Your objective | Each entry needs to be given again, character for character.

⁂

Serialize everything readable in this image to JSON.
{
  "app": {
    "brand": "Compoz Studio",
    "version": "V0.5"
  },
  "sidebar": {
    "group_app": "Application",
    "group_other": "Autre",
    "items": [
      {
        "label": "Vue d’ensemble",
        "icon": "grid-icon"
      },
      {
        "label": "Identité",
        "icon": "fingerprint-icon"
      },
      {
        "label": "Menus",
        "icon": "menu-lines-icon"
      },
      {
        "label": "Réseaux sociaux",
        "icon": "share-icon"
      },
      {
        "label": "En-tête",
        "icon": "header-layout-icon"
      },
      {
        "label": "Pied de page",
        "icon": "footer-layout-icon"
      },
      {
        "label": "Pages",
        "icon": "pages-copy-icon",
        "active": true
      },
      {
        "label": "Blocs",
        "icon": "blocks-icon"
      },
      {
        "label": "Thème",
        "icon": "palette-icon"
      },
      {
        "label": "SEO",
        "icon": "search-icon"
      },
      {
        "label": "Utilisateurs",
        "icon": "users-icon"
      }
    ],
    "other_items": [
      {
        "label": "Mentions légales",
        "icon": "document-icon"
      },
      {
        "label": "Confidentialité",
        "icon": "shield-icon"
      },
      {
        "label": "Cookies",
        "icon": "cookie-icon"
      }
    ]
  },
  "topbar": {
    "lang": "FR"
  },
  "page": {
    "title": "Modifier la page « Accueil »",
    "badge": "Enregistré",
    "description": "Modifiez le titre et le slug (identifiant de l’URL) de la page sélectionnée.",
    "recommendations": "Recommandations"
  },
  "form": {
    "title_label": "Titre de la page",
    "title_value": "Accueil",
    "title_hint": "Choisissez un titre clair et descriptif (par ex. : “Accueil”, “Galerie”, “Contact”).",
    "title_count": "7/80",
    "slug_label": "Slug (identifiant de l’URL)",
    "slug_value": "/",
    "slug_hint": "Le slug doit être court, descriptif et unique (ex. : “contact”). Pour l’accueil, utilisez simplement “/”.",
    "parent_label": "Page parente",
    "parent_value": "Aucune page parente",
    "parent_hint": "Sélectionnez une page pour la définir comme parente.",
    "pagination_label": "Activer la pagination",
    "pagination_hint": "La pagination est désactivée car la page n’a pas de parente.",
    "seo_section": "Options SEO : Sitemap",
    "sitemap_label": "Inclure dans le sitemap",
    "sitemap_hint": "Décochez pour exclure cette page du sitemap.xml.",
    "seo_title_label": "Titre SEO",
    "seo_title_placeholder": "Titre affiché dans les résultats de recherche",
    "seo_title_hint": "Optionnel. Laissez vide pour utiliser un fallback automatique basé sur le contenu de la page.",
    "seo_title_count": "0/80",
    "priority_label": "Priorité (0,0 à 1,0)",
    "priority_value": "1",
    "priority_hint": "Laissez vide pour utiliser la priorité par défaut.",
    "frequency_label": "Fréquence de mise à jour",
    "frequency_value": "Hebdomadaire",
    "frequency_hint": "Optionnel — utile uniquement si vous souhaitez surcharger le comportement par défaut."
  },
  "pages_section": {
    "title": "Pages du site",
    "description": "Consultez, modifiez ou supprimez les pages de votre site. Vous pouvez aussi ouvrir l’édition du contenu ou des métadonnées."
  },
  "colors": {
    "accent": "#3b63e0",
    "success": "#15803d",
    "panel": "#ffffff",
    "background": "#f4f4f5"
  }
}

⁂

Output of the exercise |
Serialize everything readable in this image to JSON.
{
  "app": {
    "brand": "Compoz Studio",
    "version": "V0.5"
  },
  "sidebar": {
    "group_app": "Application",
    "group_other": "Autre",
    "items": [
      {
        "label": "Vue d’ensemble",
        "icon": "grid-icon"
      },
      {
        "label": "Identité",
        "icon": "fingerprint-icon"
      },
      {
        "label": "Menus",
        "icon": "menu-lines-icon"
      },
      {
        "label": "Réseaux sociaux",
        "icon": "share-icon"
      },
      {
        "label": "En-tête",
        "icon": "header-layout-icon"
      },
      {
        "label": "Pied de page",
        "icon": "footer-layout-icon"
      },
      {
        "label": "Pages",
        "icon": "pages-copy-icon",
        "active": true
      },
      {
        "label": "Blocs",
        "icon": "blocks-icon"
      },
      {
        "label": "Thème",
        "icon": "palette-icon"
      },
      {
        "label": "SEO",
        "icon": "search-icon"
      },
      {
        "label": "Utilisateurs",
        "icon": "users-icon"
      }
    ],
    "other_items": [
      {
        "label": "Mentions légales",
        "icon": "document-icon"
      },
      {
        "label": "Confidentialité",
        "icon": "shield-icon"
      },
      {
        "label": "Cookies",
        "icon": "cookie-icon"
      }
    ]
  },
  "topbar": {
    "lang": "FR"
  },
  "page": {
    "title": "Modifier la page « Accueil »",
    "badge": "Enregistré",
    "description": "Modifiez le titre et le slug (identifiant de l’URL) de la page sélectionnée.",
    "recommendations": "Recommandations"
  },
  "form": {
    "title_label": "Titre de la page",
    "title_value": "Accueil",
    "title_hint": "Choisissez un titre clair et descriptif (par ex. : “Accueil”, “Galerie”, “Contact”).",
    "title_count": "7/80",
    "slug_label": "Slug (identifiant de l’URL)",
    "slug_value": "/",
    "slug_hint": "Le slug doit être court, descriptif et unique (ex. : “contact”). Pour l’accueil, utilisez simplement “/”.",
    "parent_label": "Page parente",
    "parent_value": "Aucune page parente",
    "parent_hint": "Sélectionnez une page pour la définir comme parente.",
    "pagination_label": "Activer la pagination",
    "pagination_hint": "La pagination est désactivée car la page n’a pas de parente.",
    "seo_section": "Options SEO : Sitemap",
    "sitemap_label": "Inclure dans le sitemap",
    "sitemap_hint": "Décochez pour exclure cette page du sitemap.xml.",
    "seo_title_label": "Titre SEO",
    "seo_title_placeholder": "Titre affiché dans les résultats de recherche",
    "seo_title_hint": "Optionnel. Laissez vide pour utiliser un fallback automatique basé sur le contenu de la page.",
    "seo_title_count": "0/80",
    "priority_label": "Priorité (0,0 à 1,0)",
    "priority_value": "1",
    "priority_hint": "Laissez vide pour utiliser la priorité par défaut.",
    "frequency_label": "Fréquence de mise à jour",
    "frequency_value": "Hebdomadaire",
    "frequency_hint": "Optionnel — utile uniquement si vous souhaitez surcharger le comportement par défaut."
  },
  "pages_section": {
    "title": "Pages du site",
    "description": "Consultez, modifiez ou supprimez les pages de votre site. Vous pouvez aussi ouvrir l’édition du contenu ou des métadonnées."
  },
  "colors": {
    "accent": "#3b63e0",
    "success": "#15803d",
    "panel": "#ffffff",
    "background": "#f4f4f5"
  }
}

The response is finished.